§ **The task**
Take every line in the entries that includes the word "icon" and copy it.
Records shown START
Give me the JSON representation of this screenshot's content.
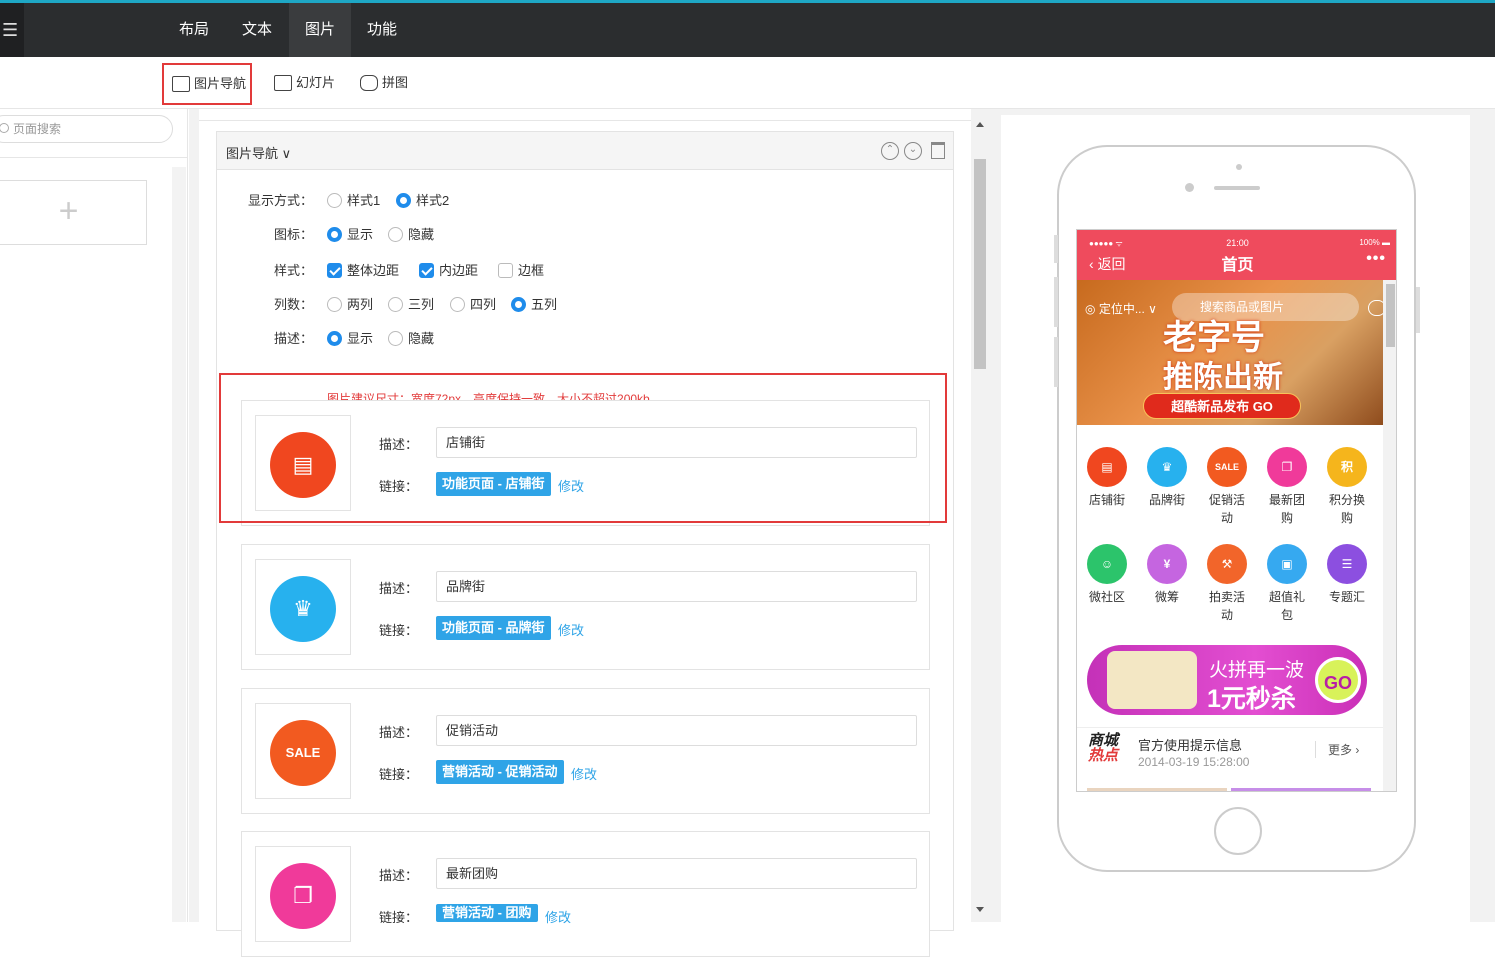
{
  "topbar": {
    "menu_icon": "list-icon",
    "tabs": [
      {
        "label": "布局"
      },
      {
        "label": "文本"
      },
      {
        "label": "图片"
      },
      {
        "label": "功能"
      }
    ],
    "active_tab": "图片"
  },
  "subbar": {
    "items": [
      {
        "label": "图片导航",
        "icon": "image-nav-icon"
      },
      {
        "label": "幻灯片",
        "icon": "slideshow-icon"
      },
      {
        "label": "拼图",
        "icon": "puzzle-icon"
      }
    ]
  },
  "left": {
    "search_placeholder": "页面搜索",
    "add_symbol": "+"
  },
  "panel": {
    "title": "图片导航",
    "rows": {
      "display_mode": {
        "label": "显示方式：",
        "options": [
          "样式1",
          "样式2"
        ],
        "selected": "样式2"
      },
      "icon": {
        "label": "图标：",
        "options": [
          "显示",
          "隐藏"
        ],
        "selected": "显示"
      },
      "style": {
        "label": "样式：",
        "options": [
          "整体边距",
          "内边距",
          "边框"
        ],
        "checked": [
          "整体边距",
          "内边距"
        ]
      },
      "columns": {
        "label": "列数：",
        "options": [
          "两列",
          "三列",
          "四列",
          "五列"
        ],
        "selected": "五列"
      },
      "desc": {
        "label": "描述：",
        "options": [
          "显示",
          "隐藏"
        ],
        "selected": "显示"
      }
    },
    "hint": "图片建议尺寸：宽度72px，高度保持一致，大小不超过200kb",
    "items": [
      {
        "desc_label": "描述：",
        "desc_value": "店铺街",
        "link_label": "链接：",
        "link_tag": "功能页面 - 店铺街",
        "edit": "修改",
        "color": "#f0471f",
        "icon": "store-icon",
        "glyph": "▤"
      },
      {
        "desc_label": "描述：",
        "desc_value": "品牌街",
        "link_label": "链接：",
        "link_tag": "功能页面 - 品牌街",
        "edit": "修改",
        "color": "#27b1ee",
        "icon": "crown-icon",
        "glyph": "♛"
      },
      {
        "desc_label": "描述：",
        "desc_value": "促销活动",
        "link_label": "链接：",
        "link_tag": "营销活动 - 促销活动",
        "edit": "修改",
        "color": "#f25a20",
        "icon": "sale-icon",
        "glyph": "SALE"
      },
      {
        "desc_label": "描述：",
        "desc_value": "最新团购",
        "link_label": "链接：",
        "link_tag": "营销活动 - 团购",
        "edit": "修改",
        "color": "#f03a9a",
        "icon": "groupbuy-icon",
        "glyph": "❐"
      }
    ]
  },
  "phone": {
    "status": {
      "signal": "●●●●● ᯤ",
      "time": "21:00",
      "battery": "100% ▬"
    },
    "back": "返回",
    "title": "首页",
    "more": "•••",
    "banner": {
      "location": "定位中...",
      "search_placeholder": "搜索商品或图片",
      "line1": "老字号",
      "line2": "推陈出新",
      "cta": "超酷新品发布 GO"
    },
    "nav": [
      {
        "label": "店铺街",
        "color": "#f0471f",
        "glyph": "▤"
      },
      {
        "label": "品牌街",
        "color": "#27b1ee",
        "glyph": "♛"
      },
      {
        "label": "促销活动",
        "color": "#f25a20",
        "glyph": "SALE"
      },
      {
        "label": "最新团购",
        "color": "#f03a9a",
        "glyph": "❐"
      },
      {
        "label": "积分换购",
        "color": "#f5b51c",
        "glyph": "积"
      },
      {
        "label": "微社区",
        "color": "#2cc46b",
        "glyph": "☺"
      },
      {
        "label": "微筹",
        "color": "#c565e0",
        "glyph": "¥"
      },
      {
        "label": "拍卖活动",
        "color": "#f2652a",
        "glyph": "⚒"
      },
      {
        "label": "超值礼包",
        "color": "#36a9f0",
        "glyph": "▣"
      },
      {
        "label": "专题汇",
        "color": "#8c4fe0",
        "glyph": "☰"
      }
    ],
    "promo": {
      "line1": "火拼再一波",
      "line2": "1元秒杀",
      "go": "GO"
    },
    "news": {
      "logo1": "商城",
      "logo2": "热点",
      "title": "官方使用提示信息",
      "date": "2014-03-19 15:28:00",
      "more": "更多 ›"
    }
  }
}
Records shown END
§ **Result of this task**
    "menu_icon": "list-icon",
        "icon": "image-nav-icon"
        "icon": "slideshow-icon"
        "icon": "puzzle-icon"
      "icon": {
        "icon": "store-icon",
        "icon": "crown-icon",
        "icon": "sale-icon",
        "icon": "groupbuy-icon",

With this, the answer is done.